**Your objective:**
Every line with the string "Cost" should be copied from the data.

Records drawn from a dataset:
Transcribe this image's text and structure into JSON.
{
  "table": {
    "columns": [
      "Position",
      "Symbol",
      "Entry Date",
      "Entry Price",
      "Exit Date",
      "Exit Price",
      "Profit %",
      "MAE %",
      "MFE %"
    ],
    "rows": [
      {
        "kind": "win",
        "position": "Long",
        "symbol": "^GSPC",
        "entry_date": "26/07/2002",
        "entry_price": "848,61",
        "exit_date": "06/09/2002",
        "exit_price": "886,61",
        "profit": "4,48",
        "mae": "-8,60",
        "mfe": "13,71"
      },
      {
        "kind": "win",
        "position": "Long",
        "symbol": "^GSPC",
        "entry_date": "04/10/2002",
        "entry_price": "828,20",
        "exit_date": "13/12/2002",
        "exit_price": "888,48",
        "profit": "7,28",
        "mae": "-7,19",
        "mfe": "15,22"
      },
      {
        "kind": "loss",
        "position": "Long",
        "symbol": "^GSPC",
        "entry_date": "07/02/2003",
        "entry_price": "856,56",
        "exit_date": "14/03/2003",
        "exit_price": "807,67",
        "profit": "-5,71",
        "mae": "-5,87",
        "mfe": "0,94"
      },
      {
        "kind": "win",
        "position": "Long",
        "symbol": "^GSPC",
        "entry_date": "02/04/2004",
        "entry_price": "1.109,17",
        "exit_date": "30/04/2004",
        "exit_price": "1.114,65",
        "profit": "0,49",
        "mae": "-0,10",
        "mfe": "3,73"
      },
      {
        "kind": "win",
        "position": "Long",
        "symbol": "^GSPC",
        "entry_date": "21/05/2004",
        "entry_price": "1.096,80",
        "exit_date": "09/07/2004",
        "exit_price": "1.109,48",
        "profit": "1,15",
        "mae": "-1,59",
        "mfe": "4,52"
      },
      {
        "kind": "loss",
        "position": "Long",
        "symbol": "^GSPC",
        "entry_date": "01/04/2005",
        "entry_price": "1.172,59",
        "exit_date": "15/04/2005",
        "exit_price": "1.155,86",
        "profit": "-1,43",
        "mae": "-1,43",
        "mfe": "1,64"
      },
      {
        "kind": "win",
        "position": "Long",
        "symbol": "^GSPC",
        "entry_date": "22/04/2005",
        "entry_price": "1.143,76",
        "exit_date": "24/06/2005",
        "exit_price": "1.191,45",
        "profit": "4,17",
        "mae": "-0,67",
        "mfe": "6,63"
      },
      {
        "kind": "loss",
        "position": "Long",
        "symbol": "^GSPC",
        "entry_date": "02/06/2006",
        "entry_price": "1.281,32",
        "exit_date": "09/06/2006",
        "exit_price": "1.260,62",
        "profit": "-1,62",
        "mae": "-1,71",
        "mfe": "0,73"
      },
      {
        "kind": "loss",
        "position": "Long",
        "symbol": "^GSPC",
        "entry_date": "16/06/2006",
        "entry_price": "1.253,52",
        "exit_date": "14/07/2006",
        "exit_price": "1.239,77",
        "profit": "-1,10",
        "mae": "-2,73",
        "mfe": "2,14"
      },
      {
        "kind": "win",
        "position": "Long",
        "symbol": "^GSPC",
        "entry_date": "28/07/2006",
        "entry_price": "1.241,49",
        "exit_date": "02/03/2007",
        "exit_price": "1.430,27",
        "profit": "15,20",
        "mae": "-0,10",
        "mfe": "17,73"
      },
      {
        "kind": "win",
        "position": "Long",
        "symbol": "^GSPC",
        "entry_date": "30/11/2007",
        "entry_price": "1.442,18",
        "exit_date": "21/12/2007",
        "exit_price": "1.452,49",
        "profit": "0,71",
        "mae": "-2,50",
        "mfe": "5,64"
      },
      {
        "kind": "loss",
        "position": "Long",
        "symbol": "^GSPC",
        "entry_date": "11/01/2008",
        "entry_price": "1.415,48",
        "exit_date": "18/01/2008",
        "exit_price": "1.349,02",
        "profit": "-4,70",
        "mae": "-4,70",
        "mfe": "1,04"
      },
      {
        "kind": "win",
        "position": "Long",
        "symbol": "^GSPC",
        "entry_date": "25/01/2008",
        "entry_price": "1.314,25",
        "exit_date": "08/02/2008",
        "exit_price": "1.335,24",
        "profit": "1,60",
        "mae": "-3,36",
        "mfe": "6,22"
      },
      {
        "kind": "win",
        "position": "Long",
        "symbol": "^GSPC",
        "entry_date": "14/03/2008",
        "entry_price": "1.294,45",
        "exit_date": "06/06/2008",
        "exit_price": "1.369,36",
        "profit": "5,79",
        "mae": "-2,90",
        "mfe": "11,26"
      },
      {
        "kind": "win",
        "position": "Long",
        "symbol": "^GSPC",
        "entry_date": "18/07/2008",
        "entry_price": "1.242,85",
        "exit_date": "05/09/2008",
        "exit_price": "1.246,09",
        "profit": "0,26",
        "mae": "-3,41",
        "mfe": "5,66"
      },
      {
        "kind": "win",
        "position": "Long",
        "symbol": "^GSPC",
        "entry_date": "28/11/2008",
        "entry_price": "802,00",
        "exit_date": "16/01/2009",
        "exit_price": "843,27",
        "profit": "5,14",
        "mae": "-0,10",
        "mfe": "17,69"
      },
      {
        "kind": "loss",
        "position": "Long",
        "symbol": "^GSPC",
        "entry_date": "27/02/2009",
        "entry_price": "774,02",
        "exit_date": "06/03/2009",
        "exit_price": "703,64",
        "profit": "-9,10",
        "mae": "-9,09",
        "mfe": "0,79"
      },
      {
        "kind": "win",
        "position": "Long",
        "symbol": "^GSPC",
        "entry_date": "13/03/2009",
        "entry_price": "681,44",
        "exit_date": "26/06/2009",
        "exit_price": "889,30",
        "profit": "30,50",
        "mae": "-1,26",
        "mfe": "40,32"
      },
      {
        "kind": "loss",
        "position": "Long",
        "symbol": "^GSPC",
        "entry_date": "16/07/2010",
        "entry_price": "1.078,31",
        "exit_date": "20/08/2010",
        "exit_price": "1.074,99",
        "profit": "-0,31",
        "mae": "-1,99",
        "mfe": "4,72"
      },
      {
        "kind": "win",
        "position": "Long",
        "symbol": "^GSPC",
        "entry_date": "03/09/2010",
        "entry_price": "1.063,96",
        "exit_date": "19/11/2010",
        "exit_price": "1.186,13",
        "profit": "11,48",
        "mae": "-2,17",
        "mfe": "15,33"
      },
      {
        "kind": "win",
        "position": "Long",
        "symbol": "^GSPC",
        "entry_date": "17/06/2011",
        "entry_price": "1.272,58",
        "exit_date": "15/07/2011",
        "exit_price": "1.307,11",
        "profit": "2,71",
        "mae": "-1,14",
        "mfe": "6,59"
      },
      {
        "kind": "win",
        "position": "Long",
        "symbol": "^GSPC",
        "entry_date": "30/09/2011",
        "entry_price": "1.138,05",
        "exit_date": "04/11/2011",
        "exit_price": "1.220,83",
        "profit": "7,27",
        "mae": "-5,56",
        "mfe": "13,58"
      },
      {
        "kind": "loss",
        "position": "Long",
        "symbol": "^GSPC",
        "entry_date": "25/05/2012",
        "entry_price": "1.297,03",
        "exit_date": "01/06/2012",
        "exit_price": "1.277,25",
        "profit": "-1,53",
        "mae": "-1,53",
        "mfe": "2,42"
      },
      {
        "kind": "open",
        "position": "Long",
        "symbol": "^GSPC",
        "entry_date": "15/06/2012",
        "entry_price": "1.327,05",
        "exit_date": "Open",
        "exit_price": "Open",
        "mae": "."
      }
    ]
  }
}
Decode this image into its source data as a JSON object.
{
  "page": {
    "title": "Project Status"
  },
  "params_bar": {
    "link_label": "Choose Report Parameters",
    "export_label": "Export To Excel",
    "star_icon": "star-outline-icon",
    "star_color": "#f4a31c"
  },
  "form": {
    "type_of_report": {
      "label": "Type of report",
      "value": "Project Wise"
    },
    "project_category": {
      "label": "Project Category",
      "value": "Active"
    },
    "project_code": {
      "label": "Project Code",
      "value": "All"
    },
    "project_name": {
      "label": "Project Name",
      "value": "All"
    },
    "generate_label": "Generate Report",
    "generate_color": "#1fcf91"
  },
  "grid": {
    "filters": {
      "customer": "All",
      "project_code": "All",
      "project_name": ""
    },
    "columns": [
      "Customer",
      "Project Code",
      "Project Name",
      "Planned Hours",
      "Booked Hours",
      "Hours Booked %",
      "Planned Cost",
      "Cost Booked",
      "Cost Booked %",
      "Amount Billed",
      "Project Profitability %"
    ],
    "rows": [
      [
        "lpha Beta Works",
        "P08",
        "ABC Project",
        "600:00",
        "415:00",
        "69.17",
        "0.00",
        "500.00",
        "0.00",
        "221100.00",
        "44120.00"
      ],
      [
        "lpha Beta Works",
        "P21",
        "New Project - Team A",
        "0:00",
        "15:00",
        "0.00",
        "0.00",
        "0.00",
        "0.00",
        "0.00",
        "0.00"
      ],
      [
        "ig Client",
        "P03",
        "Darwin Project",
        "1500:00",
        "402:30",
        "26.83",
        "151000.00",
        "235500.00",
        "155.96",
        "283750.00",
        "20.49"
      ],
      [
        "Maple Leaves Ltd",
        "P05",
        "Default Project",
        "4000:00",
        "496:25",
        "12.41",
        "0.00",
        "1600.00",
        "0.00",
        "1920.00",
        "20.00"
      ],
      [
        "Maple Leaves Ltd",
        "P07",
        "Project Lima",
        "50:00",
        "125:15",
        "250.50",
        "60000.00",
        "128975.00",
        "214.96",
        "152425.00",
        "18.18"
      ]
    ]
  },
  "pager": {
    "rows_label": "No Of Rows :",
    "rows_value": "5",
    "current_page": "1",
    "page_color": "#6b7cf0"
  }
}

**Expected answer:**
      "Planned Cost",
      "Cost Booked",
      "Cost Booked %",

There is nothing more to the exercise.